Greek vegan cheese brand Violife is free from soy and nuts – instead, it’s made from coconut oil. Its vegan cheeses, which include parmesan, mozzarella, blue cheese, provolone, and cream cheese, are available in the US, UK, and EU.
Follow Your Heart
Dairy-free brand Follow Your Heart, the brand behind Veganaise, has a wide variety of vegan cheese to choose from, including shreds, blocks, parmesan to sprinkle over salad, and slices like American, pepper jack, smoked gouda, and mozzarella.
Field Roast’s Chao Creamery
Veggie and vegan meat brand Field Roast’s vegan cheese line, Chao Creamery, features sliced slices that melt like the real thing, but taste great on a sandwich as well. The company also makes vegan mac and cheese ready-meals using its Chao cheese.
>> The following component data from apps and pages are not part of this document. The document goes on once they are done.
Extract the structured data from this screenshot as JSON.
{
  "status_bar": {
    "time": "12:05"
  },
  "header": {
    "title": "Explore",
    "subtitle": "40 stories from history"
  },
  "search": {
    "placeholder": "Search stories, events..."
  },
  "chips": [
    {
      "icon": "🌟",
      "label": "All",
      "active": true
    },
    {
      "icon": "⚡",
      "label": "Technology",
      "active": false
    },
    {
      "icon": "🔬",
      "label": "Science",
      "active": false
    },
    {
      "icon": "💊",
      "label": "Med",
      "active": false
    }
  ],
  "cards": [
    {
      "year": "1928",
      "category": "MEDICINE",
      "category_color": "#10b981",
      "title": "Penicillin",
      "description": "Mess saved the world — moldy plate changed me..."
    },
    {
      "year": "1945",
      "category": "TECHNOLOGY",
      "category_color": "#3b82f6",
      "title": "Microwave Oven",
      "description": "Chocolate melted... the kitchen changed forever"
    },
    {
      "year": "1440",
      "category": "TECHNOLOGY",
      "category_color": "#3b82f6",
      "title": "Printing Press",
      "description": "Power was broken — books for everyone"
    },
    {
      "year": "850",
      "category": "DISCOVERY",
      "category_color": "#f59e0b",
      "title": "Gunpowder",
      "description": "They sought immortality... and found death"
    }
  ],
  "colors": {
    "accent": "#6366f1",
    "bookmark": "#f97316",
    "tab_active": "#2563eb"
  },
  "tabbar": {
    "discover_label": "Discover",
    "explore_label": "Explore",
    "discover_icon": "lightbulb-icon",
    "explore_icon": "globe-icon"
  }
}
Field Roast uses a blend of coconut oil, fermented tofu, and potato starch to make its vegan cheese.